US officials said they have sharply curtailed drone strikes in Pakistan at the request of the Pakistani government, which asked for a pause while it tries to negotiate with the Taliban. The Chair of the House Intelligence Committee charged that the Obama administration's revisions to the drone targeting criteria, which permit strikes only against al Qaeda operatives who pose a continuing and imminent threat to US persons and when there is a "near certainty" of no civilian casualties, "are an utter and complete failure" and leave American lives at risk. The head of the CIA warned that al Qaeda is using camps inside Syria and Iraq to develop capabilities for external as well as local attacks.
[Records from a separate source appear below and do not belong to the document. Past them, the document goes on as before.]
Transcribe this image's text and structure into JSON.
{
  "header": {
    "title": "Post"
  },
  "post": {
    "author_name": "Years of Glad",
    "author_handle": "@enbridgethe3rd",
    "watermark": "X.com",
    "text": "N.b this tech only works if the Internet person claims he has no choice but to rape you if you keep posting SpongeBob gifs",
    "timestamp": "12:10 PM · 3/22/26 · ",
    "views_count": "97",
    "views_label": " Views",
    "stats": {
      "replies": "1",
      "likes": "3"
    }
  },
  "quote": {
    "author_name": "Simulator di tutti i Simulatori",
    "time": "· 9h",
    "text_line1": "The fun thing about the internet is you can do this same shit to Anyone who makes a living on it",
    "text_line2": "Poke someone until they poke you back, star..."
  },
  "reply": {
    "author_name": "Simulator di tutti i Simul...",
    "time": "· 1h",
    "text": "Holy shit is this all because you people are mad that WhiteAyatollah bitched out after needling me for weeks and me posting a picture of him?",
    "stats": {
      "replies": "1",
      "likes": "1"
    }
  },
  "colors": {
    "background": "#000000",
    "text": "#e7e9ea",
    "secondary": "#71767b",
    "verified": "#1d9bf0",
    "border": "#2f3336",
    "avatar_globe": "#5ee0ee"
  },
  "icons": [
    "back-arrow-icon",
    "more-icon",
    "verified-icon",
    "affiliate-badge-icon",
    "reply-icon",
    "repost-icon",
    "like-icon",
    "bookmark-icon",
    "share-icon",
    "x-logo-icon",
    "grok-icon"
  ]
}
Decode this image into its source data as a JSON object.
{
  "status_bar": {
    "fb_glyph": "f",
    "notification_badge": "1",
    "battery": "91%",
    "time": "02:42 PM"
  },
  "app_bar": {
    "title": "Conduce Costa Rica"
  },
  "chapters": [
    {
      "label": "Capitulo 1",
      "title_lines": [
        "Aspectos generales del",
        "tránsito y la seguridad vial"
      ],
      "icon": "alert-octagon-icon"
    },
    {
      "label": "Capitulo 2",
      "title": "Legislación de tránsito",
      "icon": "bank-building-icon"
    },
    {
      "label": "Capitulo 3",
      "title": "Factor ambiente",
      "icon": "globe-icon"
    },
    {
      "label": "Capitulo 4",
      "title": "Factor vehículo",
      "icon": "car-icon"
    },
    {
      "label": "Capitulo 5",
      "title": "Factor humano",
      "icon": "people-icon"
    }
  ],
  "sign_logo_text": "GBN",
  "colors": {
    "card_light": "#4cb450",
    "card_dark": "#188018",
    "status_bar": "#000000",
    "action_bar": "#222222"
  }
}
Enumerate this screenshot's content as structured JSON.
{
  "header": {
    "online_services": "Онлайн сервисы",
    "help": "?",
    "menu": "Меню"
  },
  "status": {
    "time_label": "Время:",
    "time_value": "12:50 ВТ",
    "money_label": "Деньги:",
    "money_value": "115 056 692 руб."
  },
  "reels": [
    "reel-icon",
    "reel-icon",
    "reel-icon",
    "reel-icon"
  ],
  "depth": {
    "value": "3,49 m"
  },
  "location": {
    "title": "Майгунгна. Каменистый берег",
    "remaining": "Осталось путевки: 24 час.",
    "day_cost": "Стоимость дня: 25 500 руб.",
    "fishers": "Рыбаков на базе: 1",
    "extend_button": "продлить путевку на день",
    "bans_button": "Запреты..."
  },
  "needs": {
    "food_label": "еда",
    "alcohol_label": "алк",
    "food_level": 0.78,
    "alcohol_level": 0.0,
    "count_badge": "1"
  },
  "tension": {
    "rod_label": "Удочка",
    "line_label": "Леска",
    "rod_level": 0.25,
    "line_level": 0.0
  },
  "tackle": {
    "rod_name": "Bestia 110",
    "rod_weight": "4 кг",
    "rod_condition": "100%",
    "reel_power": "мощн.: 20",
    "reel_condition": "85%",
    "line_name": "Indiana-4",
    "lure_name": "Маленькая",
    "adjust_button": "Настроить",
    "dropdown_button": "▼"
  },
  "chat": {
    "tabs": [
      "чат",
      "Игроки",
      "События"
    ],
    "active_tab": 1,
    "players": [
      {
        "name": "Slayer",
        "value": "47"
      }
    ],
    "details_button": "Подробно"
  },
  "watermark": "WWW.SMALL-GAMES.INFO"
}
The White House urged Egypt to release journalists and academics who have been arrested in a recent crackdown. The Director of the National Counterterrorism Center said the US and Russia are tracking "a number of specific threats" to the Olympic Games in Sochi.
At the Munich Security Conference, Secretary of State Kerry and Secretary of Defense Hagel called on European allies to step up their participation with the US in facing joint political and security challenges. Hagel indicated that the Obama administration is seeking to place more emphasis on traditional diplomacy and less on the exercise of military power. Kerry rejected charges that the US is disengaging from a leadership role. US officials are cautioning international business executives that the current relaxation of sanctions on Iran is temporary.
Federal prosecutors said they plan to seek the death penalty for suspected Boston Marathon bomber Dzhokhar Tsarnaev. Uzbek terror suspect Jamshid Muhtorov, a Colorado resident, filed a court challenge to the use of NSA information in the prosecution of his case. The US blamed Syria for delays in the removal of its chemical weapons arsenal. The Pentagon announced that Vice Admiral Mike Rogers, who heads the Navy's Cyber Command and is a former intelligence director for the Joint Chiefs of Staff, is being nominated to lead both the NSA and US Cyber Command.
National Intelligence Director James Clapper warned in the agency's 2014 threat assessment that "Syria has become a significant location for independent or al Qaeda-aligned groups to recruit, train, and equip a growing number of extremists, some of whom might conduct external attacks," and said elements of Syria's biological warfare program might be capable of production though not yet weaponized. Clapper said some Syrian rebel groups, including the Al Nusrah Front, have aspirations to attack the US itself. He also warned that al Qaeda in the Arabian Peninsula poses a significant threat to US interests at home and abroad, and Hezbollah has increased its terrorist activity to a level not seen since the 1990s. In addition, Clapper said North Korea has restarted its nuclear reactor. A top US intelligence official reported an uptick in terrorist threats to the Sochi Olympics. The Chair of the House Armed Services Committee questioned the 'pivot to Asia.'
In his State of the Union address, President Obama said that while "core al Qaeda" is "on a path to defeat," threats are posed by al Qaeda affiliates and other extremists in Yemen, Somalia, Iraq, Mali, and elsewhere. He vowed that in Syria, his administration will "support the opposition that rejects the agenda of terrorist networks." He threatened to veto any new Iran sanctions while negotiations with Iran on its nuclear program are underway. With regard to Afghanistan, he said that if the bilateral security agreement is signed, a small US force "could remain" in the country after 2014, with NATO allies, to focus on training and assisting Afghan forces and conducting counterterroism operations against "any remnants of al Qaeda."